§ Exercise: Set the data below down again, exactly, with every picture left out.

Element data from apps and pages:
——————
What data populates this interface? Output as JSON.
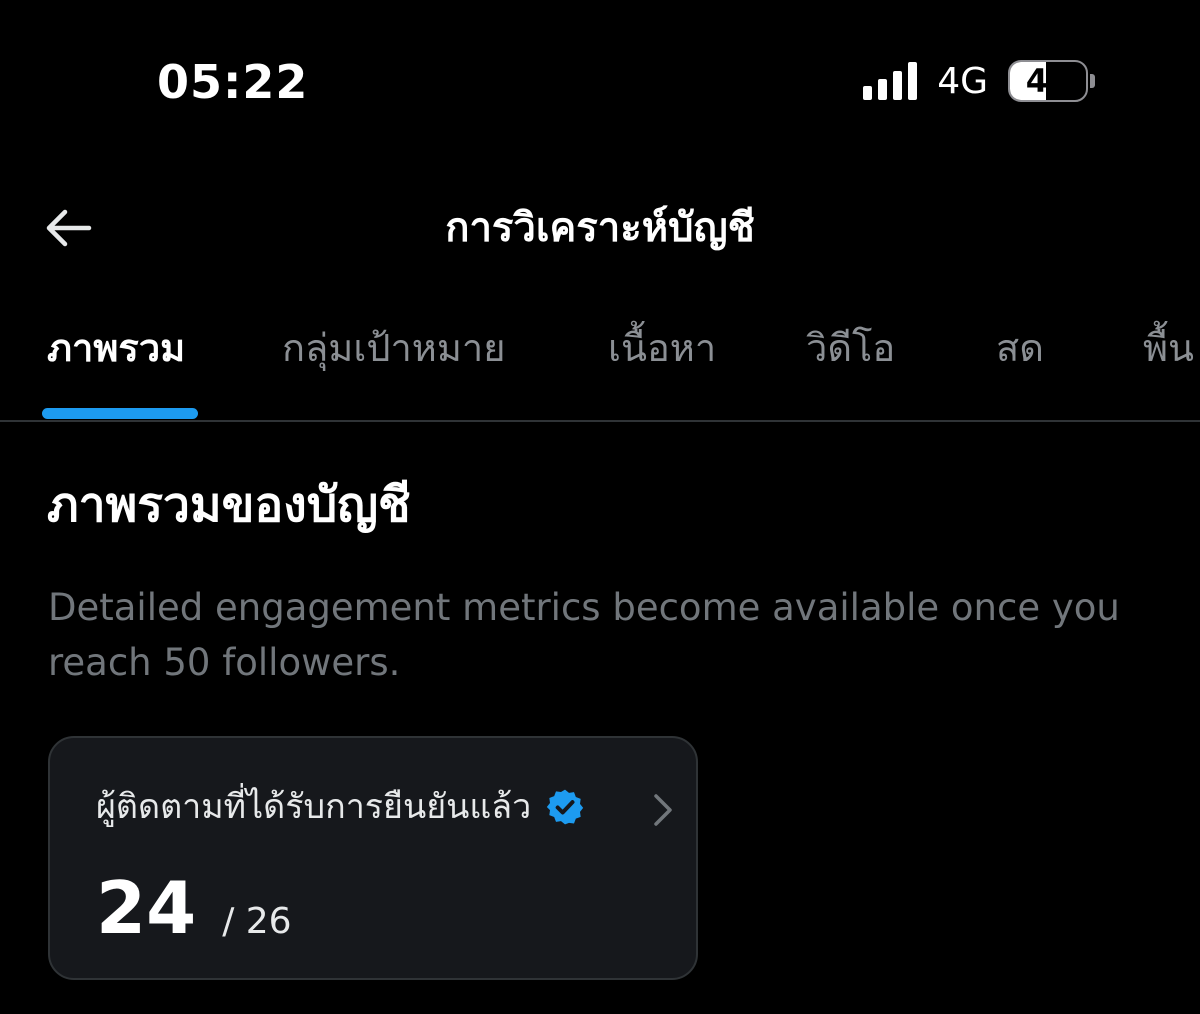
{
  "status_bar": {
    "time": "05:22",
    "network": "4G",
    "battery_level": "48",
    "battery_fraction": 0.48,
    "signal_icon": "signal-bars-icon"
  },
  "header": {
    "back_icon": "arrow-left-icon",
    "title": "การวิเคราะห์บัญชี"
  },
  "tabs": [
    {
      "label": "ภาพรวม",
      "active": true
    },
    {
      "label": "กลุ่มเป้าหมาย",
      "active": false
    },
    {
      "label": "เนื้อหา",
      "active": false
    },
    {
      "label": "วิดีโอ",
      "active": false
    },
    {
      "label": "สด",
      "active": false
    },
    {
      "label": "พื้น",
      "active": false
    }
  ],
  "overview": {
    "title": "ภาพรวมของบัญชี",
    "description": "Detailed engagement metrics become available once you reach 50 followers."
  },
  "metric_card": {
    "label": "ผู้ติดตามที่ได้รับการยืนยันแล้ว",
    "value": "24",
    "total": "/ 26",
    "badge_icon": "verified-badge-icon",
    "arrow_icon": "chevron-right-icon"
  },
  "colors": {
    "background": "#000000",
    "accent": "#1d9bf0",
    "muted_text": "#71767b",
    "card_background": "#16181c",
    "divider": "#2f3336"
  }
}
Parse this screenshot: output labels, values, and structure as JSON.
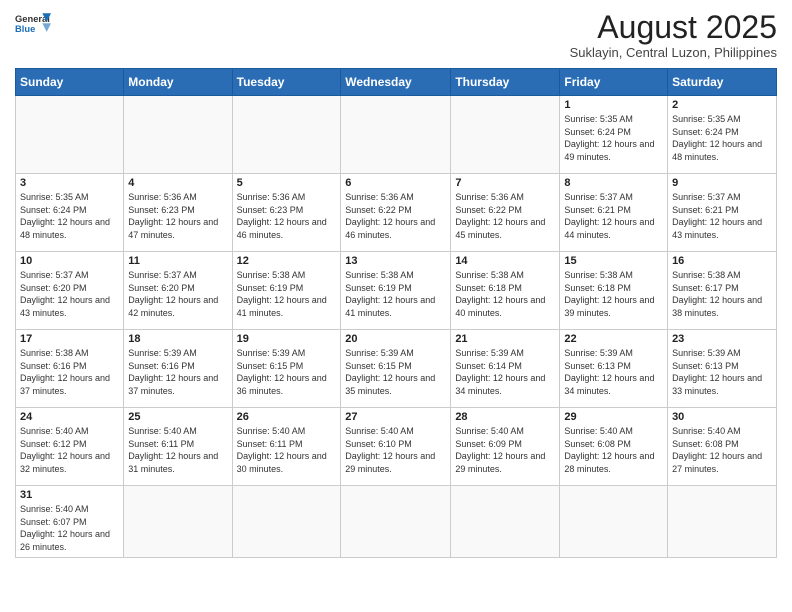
{
  "header": {
    "logo_general": "General",
    "logo_blue": "Blue",
    "month_year": "August 2025",
    "location": "Suklayin, Central Luzon, Philippines"
  },
  "weekdays": [
    "Sunday",
    "Monday",
    "Tuesday",
    "Wednesday",
    "Thursday",
    "Friday",
    "Saturday"
  ],
  "weeks": [
    [
      null,
      null,
      null,
      null,
      null,
      {
        "day": 1,
        "sunrise": "5:35 AM",
        "sunset": "6:24 PM",
        "daylight": "12 hours and 49 minutes."
      },
      {
        "day": 2,
        "sunrise": "5:35 AM",
        "sunset": "6:24 PM",
        "daylight": "12 hours and 48 minutes."
      }
    ],
    [
      {
        "day": 3,
        "sunrise": "5:35 AM",
        "sunset": "6:24 PM",
        "daylight": "12 hours and 48 minutes."
      },
      {
        "day": 4,
        "sunrise": "5:36 AM",
        "sunset": "6:23 PM",
        "daylight": "12 hours and 47 minutes."
      },
      {
        "day": 5,
        "sunrise": "5:36 AM",
        "sunset": "6:23 PM",
        "daylight": "12 hours and 46 minutes."
      },
      {
        "day": 6,
        "sunrise": "5:36 AM",
        "sunset": "6:22 PM",
        "daylight": "12 hours and 46 minutes."
      },
      {
        "day": 7,
        "sunrise": "5:36 AM",
        "sunset": "6:22 PM",
        "daylight": "12 hours and 45 minutes."
      },
      {
        "day": 8,
        "sunrise": "5:37 AM",
        "sunset": "6:21 PM",
        "daylight": "12 hours and 44 minutes."
      },
      {
        "day": 9,
        "sunrise": "5:37 AM",
        "sunset": "6:21 PM",
        "daylight": "12 hours and 43 minutes."
      }
    ],
    [
      {
        "day": 10,
        "sunrise": "5:37 AM",
        "sunset": "6:20 PM",
        "daylight": "12 hours and 43 minutes."
      },
      {
        "day": 11,
        "sunrise": "5:37 AM",
        "sunset": "6:20 PM",
        "daylight": "12 hours and 42 minutes."
      },
      {
        "day": 12,
        "sunrise": "5:38 AM",
        "sunset": "6:19 PM",
        "daylight": "12 hours and 41 minutes."
      },
      {
        "day": 13,
        "sunrise": "5:38 AM",
        "sunset": "6:19 PM",
        "daylight": "12 hours and 41 minutes."
      },
      {
        "day": 14,
        "sunrise": "5:38 AM",
        "sunset": "6:18 PM",
        "daylight": "12 hours and 40 minutes."
      },
      {
        "day": 15,
        "sunrise": "5:38 AM",
        "sunset": "6:18 PM",
        "daylight": "12 hours and 39 minutes."
      },
      {
        "day": 16,
        "sunrise": "5:38 AM",
        "sunset": "6:17 PM",
        "daylight": "12 hours and 38 minutes."
      }
    ],
    [
      {
        "day": 17,
        "sunrise": "5:38 AM",
        "sunset": "6:16 PM",
        "daylight": "12 hours and 37 minutes."
      },
      {
        "day": 18,
        "sunrise": "5:39 AM",
        "sunset": "6:16 PM",
        "daylight": "12 hours and 37 minutes."
      },
      {
        "day": 19,
        "sunrise": "5:39 AM",
        "sunset": "6:15 PM",
        "daylight": "12 hours and 36 minutes."
      },
      {
        "day": 20,
        "sunrise": "5:39 AM",
        "sunset": "6:15 PM",
        "daylight": "12 hours and 35 minutes."
      },
      {
        "day": 21,
        "sunrise": "5:39 AM",
        "sunset": "6:14 PM",
        "daylight": "12 hours and 34 minutes."
      },
      {
        "day": 22,
        "sunrise": "5:39 AM",
        "sunset": "6:13 PM",
        "daylight": "12 hours and 34 minutes."
      },
      {
        "day": 23,
        "sunrise": "5:39 AM",
        "sunset": "6:13 PM",
        "daylight": "12 hours and 33 minutes."
      }
    ],
    [
      {
        "day": 24,
        "sunrise": "5:40 AM",
        "sunset": "6:12 PM",
        "daylight": "12 hours and 32 minutes."
      },
      {
        "day": 25,
        "sunrise": "5:40 AM",
        "sunset": "6:11 PM",
        "daylight": "12 hours and 31 minutes."
      },
      {
        "day": 26,
        "sunrise": "5:40 AM",
        "sunset": "6:11 PM",
        "daylight": "12 hours and 30 minutes."
      },
      {
        "day": 27,
        "sunrise": "5:40 AM",
        "sunset": "6:10 PM",
        "daylight": "12 hours and 29 minutes."
      },
      {
        "day": 28,
        "sunrise": "5:40 AM",
        "sunset": "6:09 PM",
        "daylight": "12 hours and 29 minutes."
      },
      {
        "day": 29,
        "sunrise": "5:40 AM",
        "sunset": "6:08 PM",
        "daylight": "12 hours and 28 minutes."
      },
      {
        "day": 30,
        "sunrise": "5:40 AM",
        "sunset": "6:08 PM",
        "daylight": "12 hours and 27 minutes."
      }
    ],
    [
      {
        "day": 31,
        "sunrise": "5:40 AM",
        "sunset": "6:07 PM",
        "daylight": "12 hours and 26 minutes."
      },
      null,
      null,
      null,
      null,
      null,
      null
    ]
  ]
}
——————
§ Problem solution:
What data populates this interface? Output as JSON.
{
  "status_bar": {
    "time": "05:22",
    "network": "4G",
    "battery_level": "48",
    "battery_fraction": 0.48,
    "signal_icon": "signal-bars-icon"
  },
  "header": {
    "back_icon": "arrow-left-icon",
    "title": "การวิเคราะห์บัญชี"
  },
  "tabs": [
    {
      "label": "ภาพรวม",
      "active": true
    },
    {
      "label": "กลุ่มเป้าหมาย",
      "active": false
    },
    {
      "label": "เนื้อหา",
      "active": false
    },
    {
      "label": "วิดีโอ",
      "active": false
    },
    {
      "label": "สด",
      "active": false
    },
    {
      "label": "พื้น",
      "active": false
    }
  ],
  "overview": {
    "title": "ภาพรวมของบัญชี",
    "description": "Detailed engagement metrics become available once you reach 50 followers."
  },
  "metric_card": {
    "label": "ผู้ติดตามที่ได้รับการยืนยันแล้ว",
    "value": "24",
    "total": "/ 26",
    "badge_icon": "verified-badge-icon",
    "arrow_icon": "chevron-right-icon"
  },
  "colors": {
    "background": "#000000",
    "accent": "#1d9bf0",
    "muted_text": "#71767b",
    "card_background": "#16181c",
    "divider": "#2f3336"
  }
}
Parse this screenshot: output labels, values, and structure as JSON.
{
  "header": {
    "logo_general": "General",
    "logo_blue": "Blue",
    "month_year": "August 2025",
    "location": "Suklayin, Central Luzon, Philippines"
  },
  "weekdays": [
    "Sunday",
    "Monday",
    "Tuesday",
    "Wednesday",
    "Thursday",
    "Friday",
    "Saturday"
  ],
  "weeks": [
    [
      null,
      null,
      null,
      null,
      null,
      {
        "day": 1,
        "sunrise": "5:35 AM",
        "sunset": "6:24 PM",
        "daylight": "12 hours and 49 minutes."
      },
      {
        "day": 2,
        "sunrise": "5:35 AM",
        "sunset": "6:24 PM",
        "daylight": "12 hours and 48 minutes."
      }
    ],
    [
      {
        "day": 3,
        "sunrise": "5:35 AM",
        "sunset": "6:24 PM",
        "daylight": "12 hours and 48 minutes."
      },
      {
        "day": 4,
        "sunrise": "5:36 AM",
        "sunset": "6:23 PM",
        "daylight": "12 hours and 47 minutes."
      },
      {
        "day": 5,
        "sunrise": "5:36 AM",
        "sunset": "6:23 PM",
        "daylight": "12 hours and 46 minutes."
      },
      {
        "day": 6,
        "sunrise": "5:36 AM",
        "sunset": "6:22 PM",
        "daylight": "12 hours and 46 minutes."
      },
      {
        "day": 7,
        "sunrise": "5:36 AM",
        "sunset": "6:22 PM",
        "daylight": "12 hours and 45 minutes."
      },
      {
        "day": 8,
        "sunrise": "5:37 AM",
        "sunset": "6:21 PM",
        "daylight": "12 hours and 44 minutes."
      },
      {
        "day": 9,
        "sunrise": "5:37 AM",
        "sunset": "6:21 PM",
        "daylight": "12 hours and 43 minutes."
      }
    ],
    [
      {
        "day": 10,
        "sunrise": "5:37 AM",
        "sunset": "6:20 PM",
        "daylight": "12 hours and 43 minutes."
      },
      {
        "day": 11,
        "sunrise": "5:37 AM",
        "sunset": "6:20 PM",
        "daylight": "12 hours and 42 minutes."
      },
      {
        "day": 12,
        "sunrise": "5:38 AM",
        "sunset": "6:19 PM",
        "daylight": "12 hours and 41 minutes."
      },
      {
        "day": 13,
        "sunrise": "5:38 AM",
        "sunset": "6:19 PM",
        "daylight": "12 hours and 41 minutes."
      },
      {
        "day": 14,
        "sunrise": "5:38 AM",
        "sunset": "6:18 PM",
        "daylight": "12 hours and 40 minutes."
      },
      {
        "day": 15,
        "sunrise": "5:38 AM",
        "sunset": "6:18 PM",
        "daylight": "12 hours and 39 minutes."
      },
      {
        "day": 16,
        "sunrise": "5:38 AM",
        "sunset": "6:17 PM",
        "daylight": "12 hours and 38 minutes."
      }
    ],
    [
      {
        "day": 17,
        "sunrise": "5:38 AM",
        "sunset": "6:16 PM",
        "daylight": "12 hours and 37 minutes."
      },
      {
        "day": 18,
        "sunrise": "5:39 AM",
        "sunset": "6:16 PM",
        "daylight": "12 hours and 37 minutes."
      },
      {
        "day": 19,
        "sunrise": "5:39 AM",
        "sunset": "6:15 PM",
        "daylight": "12 hours and 36 minutes."
      },
      {
        "day": 20,
        "sunrise": "5:39 AM",
        "sunset": "6:15 PM",
        "daylight": "12 hours and 35 minutes."
      },
      {
        "day": 21,
        "sunrise": "5:39 AM",
        "sunset": "6:14 PM",
        "daylight": "12 hours and 34 minutes."
      },
      {
        "day": 22,
        "sunrise": "5:39 AM",
        "sunset": "6:13 PM",
        "daylight": "12 hours and 34 minutes."
      },
      {
        "day": 23,
        "sunrise": "5:39 AM",
        "sunset": "6:13 PM",
        "daylight": "12 hours and 33 minutes."
      }
    ],
    [
      {
        "day": 24,
        "sunrise": "5:40 AM",
        "sunset": "6:12 PM",
        "daylight": "12 hours and 32 minutes."
      },
      {
        "day": 25,
        "sunrise": "5:40 AM",
        "sunset": "6:11 PM",
        "daylight": "12 hours and 31 minutes."
      },
      {
        "day": 26,
        "sunrise": "5:40 AM",
        "sunset": "6:11 PM",
        "daylight": "12 hours and 30 minutes."
      },
      {
        "day": 27,
        "sunrise": "5:40 AM",
        "sunset": "6:10 PM",
        "daylight": "12 hours and 29 minutes."
      },
      {
        "day": 28,
        "sunrise": "5:40 AM",
        "sunset": "6:09 PM",
        "daylight": "12 hours and 29 minutes."
      },
      {
        "day": 29,
        "sunrise": "5:40 AM",
        "sunset": "6:08 PM",
        "daylight": "12 hours and 28 minutes."
      },
      {
        "day": 30,
        "sunrise": "5:40 AM",
        "sunset": "6:08 PM",
        "daylight": "12 hours and 27 minutes."
      }
    ],
    [
      {
        "day": 31,
        "sunrise": "5:40 AM",
        "sunset": "6:07 PM",
        "daylight": "12 hours and 26 minutes."
      },
      null,
      null,
      null,
      null,
      null,
      null
    ]
  ]
}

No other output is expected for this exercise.